Followers of international rugby competition are surely familiar with the work of John Pryor, who has spent the last four years serving as the strength and conditioning coordinator for the Japan Rugby Football Union, the team responsible for one of the greatest upsets in the history of the Rugby World Cup. While his exploits in preparing the athletes of Japan’s national rugby team have earned him widespread acclaim, his work as the director of JointAction has yielded similarly impressive results for workers in a wide variety of industries. The company aims to improve occupational health by offering educational programs regarding an array of preventive and corrective measures.
What do you do for work?
I’m quite fortunate to have been able to manage two professional roles with both the Japan Rugby Football Union as well as with JointAction. I have spent the past eight years with JointAction, serving as its director, and I have been the strength and conditioning coordinator for the Japan Rugby Football Union for the past four years.
Why did you choose to pursue a career in the field in which you currently work?
My academic background includes a master’s degree in biomechanics from Southern Cross University, and I have been involved with athletics and strength training for as long as I can remember, so both of my professional endeavors allow me to apply my education and experience in a manner I find rewarding.
In what way does your professional role make it possible for you to have a positive impact on others?
I think my contribution to Japan’s success in international rugby competition has had a very positive impact on popularizing the sport throughout the country, and my efforts with JointAction have allowed many people in a variety of occupations to develop a deeper understanding of how to improve their overall health and wellness.
What is it that you enjoy most about living in Sydney, New South Wales?
From a practical standpoint, living in Sydney makes it incredibly easy to travel as often as I do. What I enjoy most, however, is the tremendous opportunity for outdoor lifestyle. I hit Dee Why beach almost every morning with my son Wilson. My wife, Bec, and I also do quite a bit of walking in Kuringai National Park. Sydney offers a truly unique combination of beach and bush opportunities, whilst still living In a major capital city.

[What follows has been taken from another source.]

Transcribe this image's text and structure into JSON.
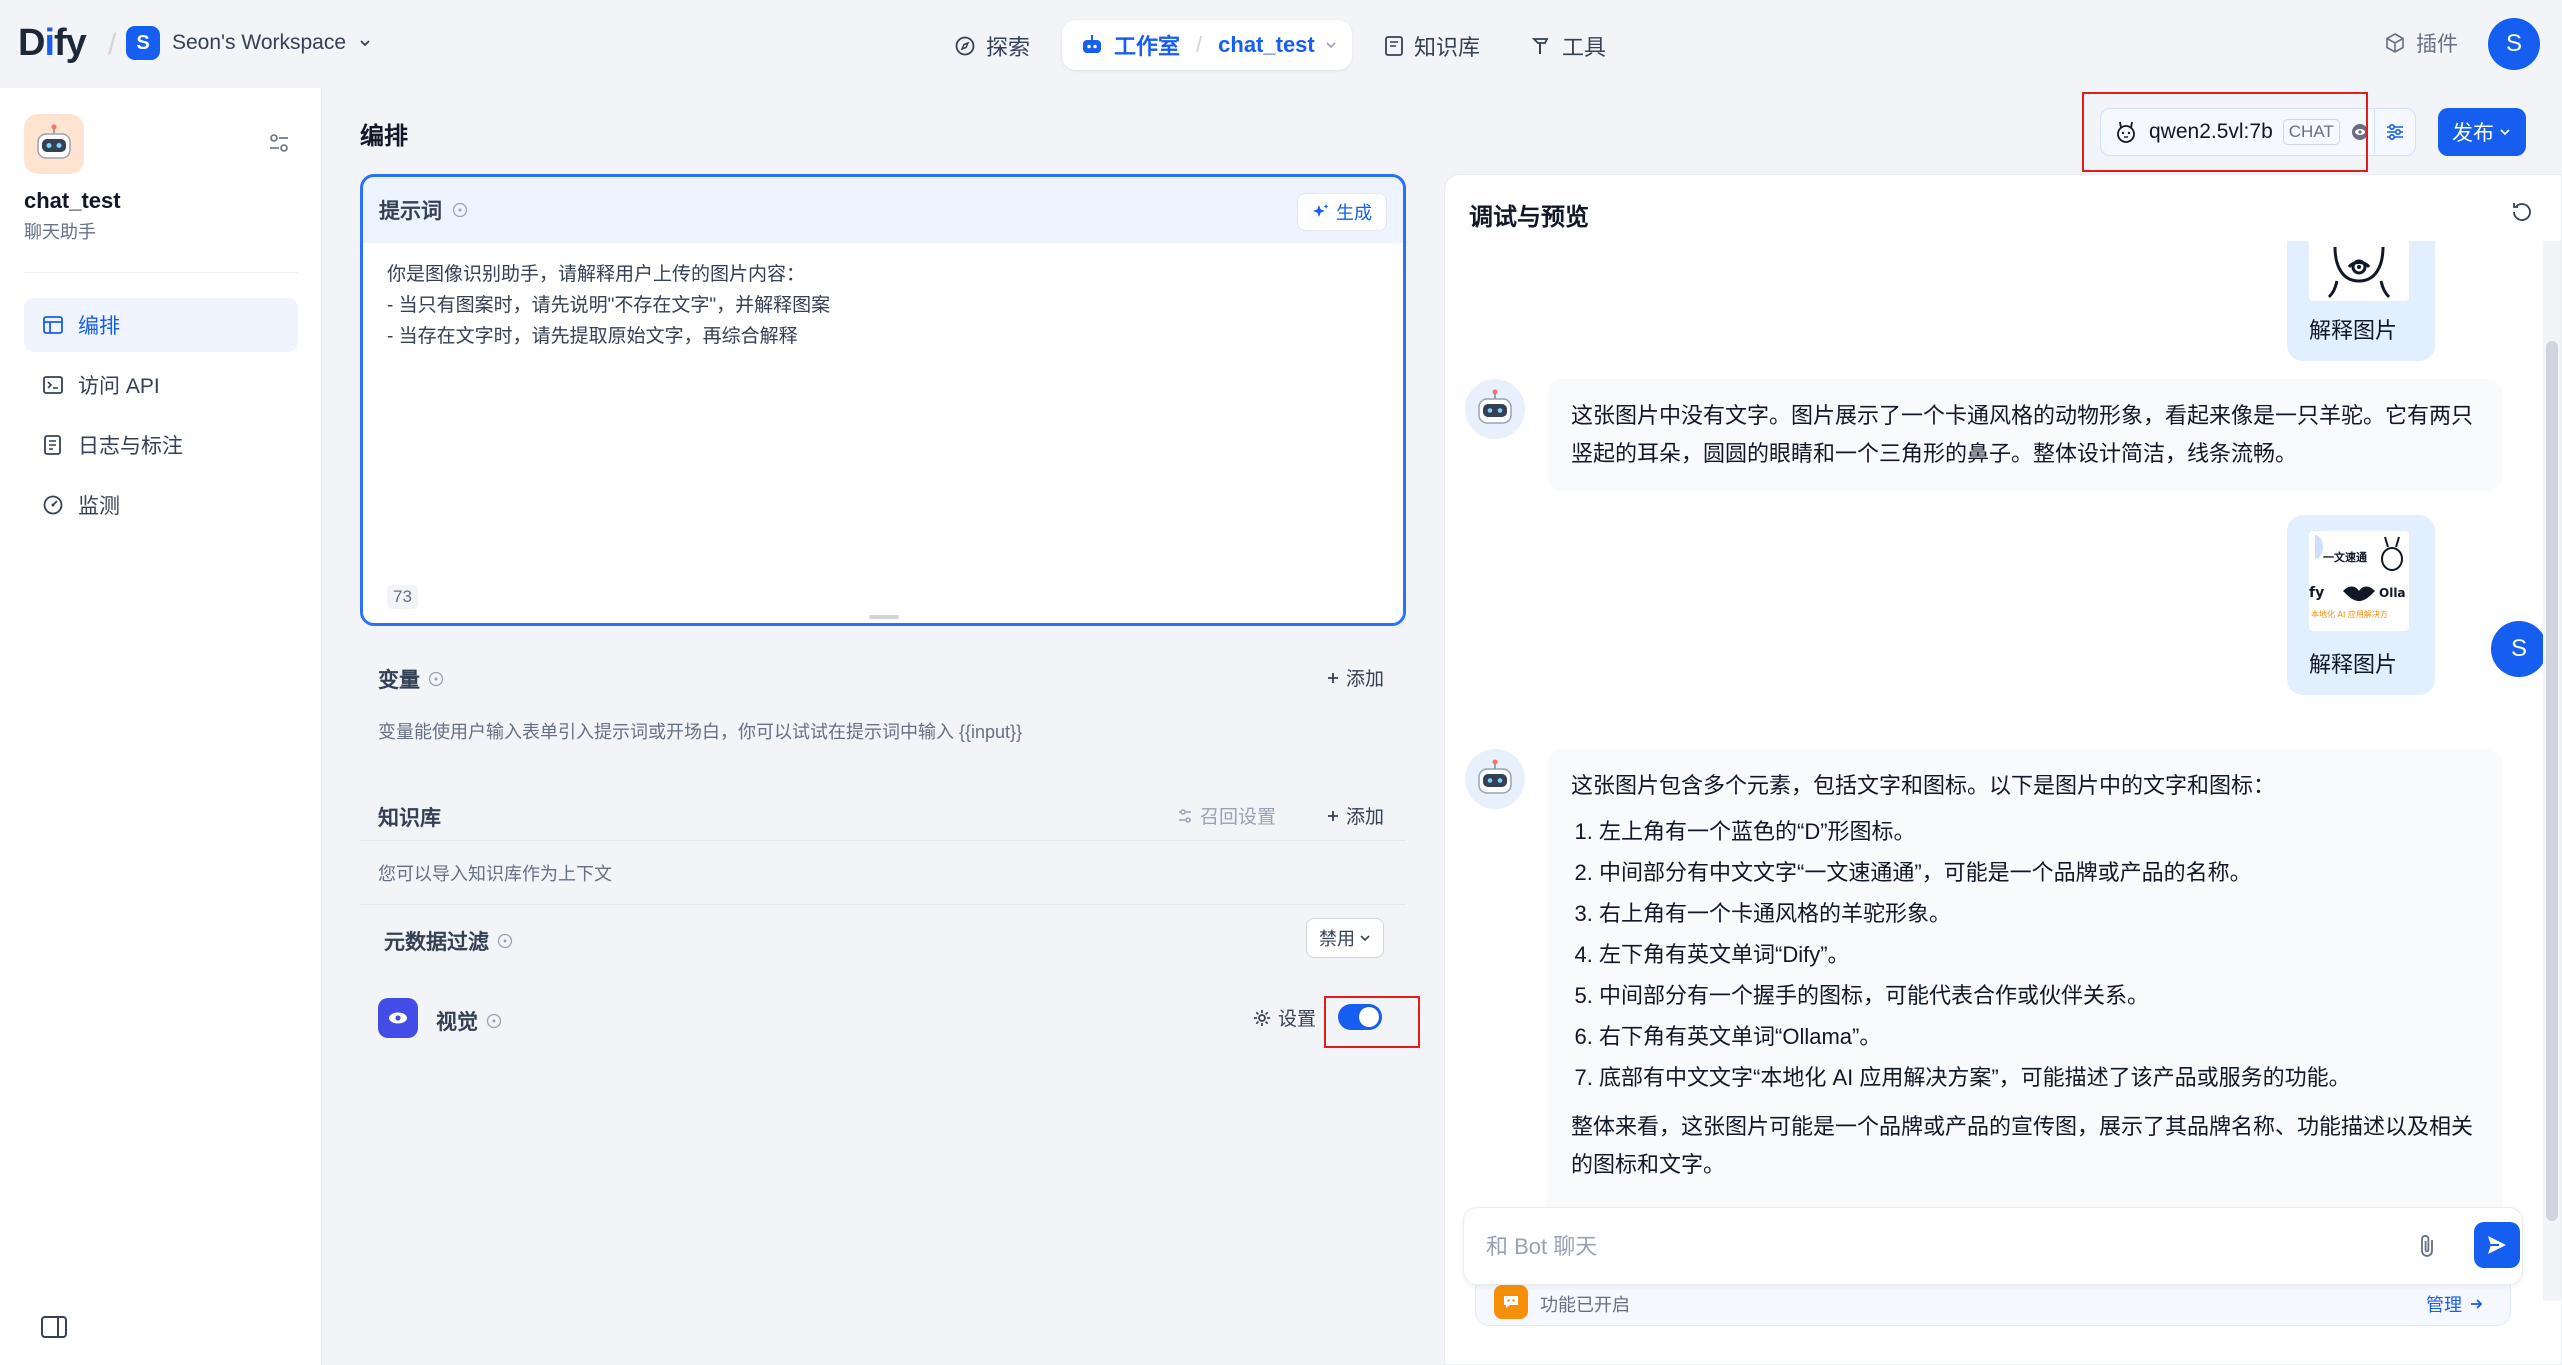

What do you do for recreation?
I like to stay fit, first and foremost. But the ocean pools, in my opinion Sydney’s greatest assets, are a favourite of mine. I spend a lot of time at ocean pools and swimming in the ocean.
I am to get back into boxing and martial arts this year, which I have been too busy to do lately.
If you could travel anywhere outside of Australia, where would you go and why?
India. I have a fascination with it. My wife and I spent a week in Mumbai. I love the chaos, the cultural diversity and many other things difficult to articulate. I want to go back soon.
Aussie rules football, cricket, rugby or something else?
Just rugby for me. But I really respect rugby league. I believe it’s the toughest sport in the world.
Is there an Australian you admire or who has had a profound influence on you personally or professionally? Explain.
Probably Weary Dunlop and Fred Hollows (born a Kiwi). These were really selfless men committed to devoting their lives to other people’s welfare.
From a coaching point of view, my favourite is Percy Cerutty. He was ahead of his time.
What advice would you give to a first-time visitor to Australia?
I’d suggest coming with an open mind toward experiencing some of the more interesting and unique parts of our culture. And when I say that, it should be inclusive of Aboriginal culture. Most Australians know little about it.
What is the funniest or strangest question a tourist has ever asked you about Australia?
Someone once asked me if my training methods for rugby included boxing with Kangaroos. I thought it was a joke so I just laughed, but he was apparently quite serious and pressed me for an answer.